Something Duff talked a fair bit about as well was why vodka often has a bad reputation among knowledgeable bartenders and mixologists. My opinion, on top of the fact that it's flavourless and therefore boring, is that it's consistently used simply as a tool to get shit-faced. Bartenders have been pouring sugar and artificial flavours down our throats for years, and the spirit that encourages that sort of behaviour is one that gets you drunk without tasting like anything. Duff also discussed the marketing gimmicks behind certain vodka brands. Why is it that Grey Goose should cost more than Smirnoff if they are both essentially colourless, flavourless spirits made from grains and vegetables in a quick and cheap fashion that doesn't require any kind of aging? Because Grey Goose decided to sell their product for more.
That's IT.
That's the only reason.
Some genius (no sarcasm at all) at Grey Goose decided that if he just priced his bottles at double the average price, people would assume that it's better quality. Add in droves of ignorant bartenders who assume the same thing and display their Grey Goose on the top shelf behind the bar... then add in an ad campaign that claims that the wheat is harvested for only 2 days a year while the neon rainbows glow and the sun hits the ancient tomb at mid-day, from a certain field in southern France where sacred doves from French monasteries lay eggs after they've been brushed with fairy-dust by French nuns, and so on. The reality is that Grey Goose is made the same way every other vodka is made: they harvested some grains and vegetables, fermented them, distilled them a couple times, and bottled them. The only difference is that one guy who decided to make a smart ad campaign and price the bottles at double what they should be.
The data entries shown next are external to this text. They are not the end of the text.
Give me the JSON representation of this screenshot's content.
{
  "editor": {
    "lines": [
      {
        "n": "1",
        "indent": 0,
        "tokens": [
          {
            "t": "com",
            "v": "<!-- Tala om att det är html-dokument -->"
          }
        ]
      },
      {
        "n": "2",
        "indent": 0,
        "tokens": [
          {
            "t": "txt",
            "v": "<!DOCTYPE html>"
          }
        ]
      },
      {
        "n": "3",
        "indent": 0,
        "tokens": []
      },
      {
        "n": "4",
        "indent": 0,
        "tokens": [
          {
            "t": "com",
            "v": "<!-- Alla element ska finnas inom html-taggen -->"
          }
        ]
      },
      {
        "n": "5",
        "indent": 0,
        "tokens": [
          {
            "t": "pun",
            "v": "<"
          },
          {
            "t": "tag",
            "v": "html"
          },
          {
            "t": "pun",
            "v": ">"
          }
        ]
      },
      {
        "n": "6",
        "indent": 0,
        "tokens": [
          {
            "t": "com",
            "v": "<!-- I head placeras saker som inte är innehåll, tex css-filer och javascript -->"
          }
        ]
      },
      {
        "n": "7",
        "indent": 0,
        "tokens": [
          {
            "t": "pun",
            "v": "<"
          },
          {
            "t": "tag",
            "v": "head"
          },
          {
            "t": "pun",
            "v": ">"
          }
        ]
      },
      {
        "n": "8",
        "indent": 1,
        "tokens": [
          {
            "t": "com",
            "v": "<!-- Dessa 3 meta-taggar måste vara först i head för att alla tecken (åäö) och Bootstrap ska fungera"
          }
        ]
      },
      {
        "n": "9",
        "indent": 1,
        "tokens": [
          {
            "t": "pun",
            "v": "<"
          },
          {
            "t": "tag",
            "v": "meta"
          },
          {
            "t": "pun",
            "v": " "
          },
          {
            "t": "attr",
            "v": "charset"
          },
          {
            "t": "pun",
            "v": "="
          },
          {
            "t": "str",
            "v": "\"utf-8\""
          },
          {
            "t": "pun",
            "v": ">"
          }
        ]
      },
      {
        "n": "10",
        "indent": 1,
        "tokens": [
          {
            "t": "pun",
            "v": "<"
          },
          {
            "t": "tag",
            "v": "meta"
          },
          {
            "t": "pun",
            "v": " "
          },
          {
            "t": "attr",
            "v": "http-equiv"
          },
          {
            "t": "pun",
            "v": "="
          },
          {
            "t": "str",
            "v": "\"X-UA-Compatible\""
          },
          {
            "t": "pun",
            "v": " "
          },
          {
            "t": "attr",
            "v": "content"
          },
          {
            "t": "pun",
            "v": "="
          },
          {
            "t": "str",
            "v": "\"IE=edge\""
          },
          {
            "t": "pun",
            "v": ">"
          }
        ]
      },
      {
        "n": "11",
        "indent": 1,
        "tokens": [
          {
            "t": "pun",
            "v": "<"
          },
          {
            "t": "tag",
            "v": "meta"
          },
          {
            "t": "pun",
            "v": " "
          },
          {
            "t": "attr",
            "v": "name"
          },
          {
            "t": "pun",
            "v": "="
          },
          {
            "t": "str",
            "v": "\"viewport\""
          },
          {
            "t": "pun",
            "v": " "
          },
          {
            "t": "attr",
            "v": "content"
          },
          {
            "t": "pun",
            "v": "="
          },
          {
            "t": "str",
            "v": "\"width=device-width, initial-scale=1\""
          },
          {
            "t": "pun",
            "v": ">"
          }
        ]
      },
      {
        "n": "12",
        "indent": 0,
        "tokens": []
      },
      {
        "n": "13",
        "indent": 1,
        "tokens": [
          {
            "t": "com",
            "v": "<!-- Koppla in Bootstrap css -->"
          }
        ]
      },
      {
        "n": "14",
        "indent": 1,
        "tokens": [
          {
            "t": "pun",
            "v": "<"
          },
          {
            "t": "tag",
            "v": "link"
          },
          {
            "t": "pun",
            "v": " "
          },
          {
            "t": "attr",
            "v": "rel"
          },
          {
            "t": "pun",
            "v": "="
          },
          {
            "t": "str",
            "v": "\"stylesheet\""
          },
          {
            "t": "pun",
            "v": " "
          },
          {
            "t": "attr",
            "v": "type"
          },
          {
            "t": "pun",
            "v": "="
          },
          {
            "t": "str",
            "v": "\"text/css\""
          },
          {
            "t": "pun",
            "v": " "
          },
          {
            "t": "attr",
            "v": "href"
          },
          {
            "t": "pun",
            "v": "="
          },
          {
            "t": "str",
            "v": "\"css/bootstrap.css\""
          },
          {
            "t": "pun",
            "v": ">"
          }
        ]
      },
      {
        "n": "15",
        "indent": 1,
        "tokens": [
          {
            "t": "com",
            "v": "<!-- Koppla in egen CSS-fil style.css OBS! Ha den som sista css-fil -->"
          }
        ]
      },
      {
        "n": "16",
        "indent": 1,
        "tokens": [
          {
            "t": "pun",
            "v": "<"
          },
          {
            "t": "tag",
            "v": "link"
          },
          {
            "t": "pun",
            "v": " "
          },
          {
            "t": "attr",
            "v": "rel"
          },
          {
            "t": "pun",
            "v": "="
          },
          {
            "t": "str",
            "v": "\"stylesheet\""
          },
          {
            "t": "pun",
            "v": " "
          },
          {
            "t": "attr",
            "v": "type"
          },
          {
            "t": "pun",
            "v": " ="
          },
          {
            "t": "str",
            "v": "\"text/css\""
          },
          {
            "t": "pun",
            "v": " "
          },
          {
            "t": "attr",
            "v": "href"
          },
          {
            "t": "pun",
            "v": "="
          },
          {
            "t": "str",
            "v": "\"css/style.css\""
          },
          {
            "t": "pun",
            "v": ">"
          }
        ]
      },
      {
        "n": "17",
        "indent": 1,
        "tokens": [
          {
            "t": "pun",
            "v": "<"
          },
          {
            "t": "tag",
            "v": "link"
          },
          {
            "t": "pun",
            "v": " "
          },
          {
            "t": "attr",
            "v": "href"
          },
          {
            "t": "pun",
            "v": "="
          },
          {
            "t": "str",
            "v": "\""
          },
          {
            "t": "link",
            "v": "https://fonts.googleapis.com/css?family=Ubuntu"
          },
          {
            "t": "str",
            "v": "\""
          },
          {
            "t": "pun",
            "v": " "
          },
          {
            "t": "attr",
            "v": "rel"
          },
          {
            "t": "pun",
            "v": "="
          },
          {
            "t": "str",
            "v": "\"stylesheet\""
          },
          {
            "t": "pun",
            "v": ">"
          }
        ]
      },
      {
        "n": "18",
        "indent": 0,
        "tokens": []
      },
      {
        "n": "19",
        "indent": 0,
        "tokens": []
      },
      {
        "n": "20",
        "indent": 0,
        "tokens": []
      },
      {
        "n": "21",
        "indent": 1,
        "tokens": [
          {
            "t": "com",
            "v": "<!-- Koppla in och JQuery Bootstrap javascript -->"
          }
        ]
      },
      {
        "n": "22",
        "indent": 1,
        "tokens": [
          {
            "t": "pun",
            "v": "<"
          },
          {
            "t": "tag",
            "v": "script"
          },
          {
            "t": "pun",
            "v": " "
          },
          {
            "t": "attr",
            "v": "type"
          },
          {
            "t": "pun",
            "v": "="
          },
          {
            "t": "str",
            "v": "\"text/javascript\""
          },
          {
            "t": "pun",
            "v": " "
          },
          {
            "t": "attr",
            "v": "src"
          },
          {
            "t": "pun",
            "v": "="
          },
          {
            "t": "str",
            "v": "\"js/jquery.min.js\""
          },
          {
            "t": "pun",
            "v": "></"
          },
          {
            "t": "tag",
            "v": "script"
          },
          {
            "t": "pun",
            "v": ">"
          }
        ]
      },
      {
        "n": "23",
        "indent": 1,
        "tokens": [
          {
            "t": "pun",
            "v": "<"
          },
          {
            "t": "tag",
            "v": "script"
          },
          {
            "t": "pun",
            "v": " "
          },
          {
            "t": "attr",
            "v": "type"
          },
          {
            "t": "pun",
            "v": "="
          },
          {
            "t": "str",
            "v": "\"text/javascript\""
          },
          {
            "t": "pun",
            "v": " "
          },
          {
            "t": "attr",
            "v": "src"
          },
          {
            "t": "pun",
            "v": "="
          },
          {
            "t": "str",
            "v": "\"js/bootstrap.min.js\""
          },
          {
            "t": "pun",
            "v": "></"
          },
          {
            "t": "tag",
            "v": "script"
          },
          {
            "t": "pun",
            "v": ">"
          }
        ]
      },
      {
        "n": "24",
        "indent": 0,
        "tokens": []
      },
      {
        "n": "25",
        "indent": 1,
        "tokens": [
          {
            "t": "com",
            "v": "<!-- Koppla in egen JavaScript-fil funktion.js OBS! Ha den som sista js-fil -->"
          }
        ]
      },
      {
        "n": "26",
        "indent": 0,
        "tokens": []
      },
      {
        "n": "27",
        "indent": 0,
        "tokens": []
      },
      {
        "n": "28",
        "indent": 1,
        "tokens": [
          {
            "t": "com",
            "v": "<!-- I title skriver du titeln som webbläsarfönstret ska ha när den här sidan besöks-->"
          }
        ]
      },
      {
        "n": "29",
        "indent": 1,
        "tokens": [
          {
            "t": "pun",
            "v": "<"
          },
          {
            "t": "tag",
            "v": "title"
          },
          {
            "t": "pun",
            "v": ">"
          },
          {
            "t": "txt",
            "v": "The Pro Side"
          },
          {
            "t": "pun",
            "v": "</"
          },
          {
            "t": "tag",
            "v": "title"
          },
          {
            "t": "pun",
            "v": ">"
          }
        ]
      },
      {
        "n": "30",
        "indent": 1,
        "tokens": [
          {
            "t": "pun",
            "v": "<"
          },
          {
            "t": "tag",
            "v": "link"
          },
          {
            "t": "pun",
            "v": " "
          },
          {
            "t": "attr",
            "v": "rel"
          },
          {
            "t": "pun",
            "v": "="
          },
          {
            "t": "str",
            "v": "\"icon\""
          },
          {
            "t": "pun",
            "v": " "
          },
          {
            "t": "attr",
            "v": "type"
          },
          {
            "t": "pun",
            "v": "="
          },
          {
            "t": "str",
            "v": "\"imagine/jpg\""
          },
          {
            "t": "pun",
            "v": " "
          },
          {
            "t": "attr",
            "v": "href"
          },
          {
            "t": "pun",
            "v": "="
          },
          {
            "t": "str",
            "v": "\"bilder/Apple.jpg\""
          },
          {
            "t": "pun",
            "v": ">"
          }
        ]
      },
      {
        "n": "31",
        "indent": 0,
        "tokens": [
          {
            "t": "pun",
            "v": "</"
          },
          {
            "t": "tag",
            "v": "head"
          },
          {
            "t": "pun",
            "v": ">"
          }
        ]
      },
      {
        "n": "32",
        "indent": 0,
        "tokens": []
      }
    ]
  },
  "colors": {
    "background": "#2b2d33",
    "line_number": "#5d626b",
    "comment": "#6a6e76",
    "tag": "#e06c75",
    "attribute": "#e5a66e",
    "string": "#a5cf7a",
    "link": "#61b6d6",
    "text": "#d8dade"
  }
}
So in the end, I guess what I'm saying is that vodka is colourless and flavourless and therefore boring and not useful or interesting in cocktails, and that Grey Goose is overpriced and overrated. I'm also saying that, like anything, there are some good brands out there because there are distillers who care about the grains and process involved, and it can be enjoyed for what it is under proper circumstances.
Ok, I still think it's boring, but at least I have proper respect for those who care about it.

Also check out what Jamie Boudreau thinks about vodka, because I think he hits all the nails on the head.

Oh, and p.s., there is one consistently good use for vodka, and that's in making syrups, tinctures and bitters. That's all I use it for, anyway.


  1. Yeah!! Grey Goose, Chopin, Absolut are best vodka brands and have huge demand. People love to drink vodka in parties and wedding celebrations; reason behind which I couldn’t ever figure out.

  2. Hi I love your story Thankyou for sharing can you tell me about Aging & oaking orange cognac.
    PH of this 1st run was really acidic, 2nd run is 5 mid range?

  3. This comment has been removed by the author.

  4. Sorry please reply here to my above question